1984 is dystopian novel written by George Orwell. It was written in 1948, that's why it's called 1984. Orwell has drawn a very pessimistic vision of the future; he means to warn the reader against the consequences of submitting to the oppression of the political regime. The world shown in 1984 is a projection of Orwell's imagination. It's invented through the power of language to act as a warning and to teach apolitical lesson.
Orwell is discussing the begging of totalitarianism. What happen when a small group of people rule a majority of people without their concern and looking only for their own welfare? The inner party wants to increase its power at the expense of the laymen. At this time when the individual loses his freedom. What Orwell does in 1984 is that to take current trends and project them imaginary into the future as a warning against the danger of totalitarianism.
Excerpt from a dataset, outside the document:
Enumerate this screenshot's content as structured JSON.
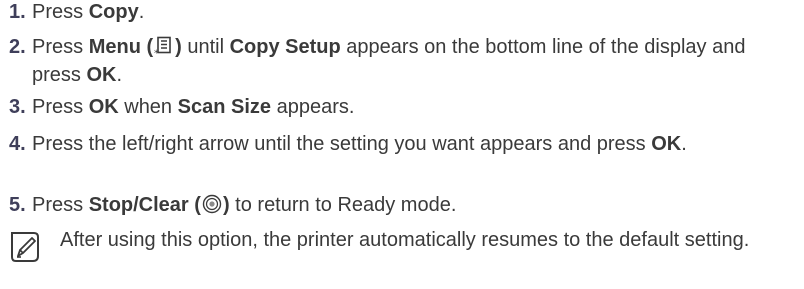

1984 is an unhappy love story as well as a political novel. George Orwell believes that there is a relation between the private and the public. The world of 1984 is oppressive; love is not allowed. The environment will not make the natural development of anything possible, specially love. In a totalitarian regime, a system that's very oppressive, freedom is restricted to the extent that choice itself is negated. The relationship between the private (love/family) and the public is a direct reflection of the political situation. The personal life of the individual is affected by the political situation in Oceania.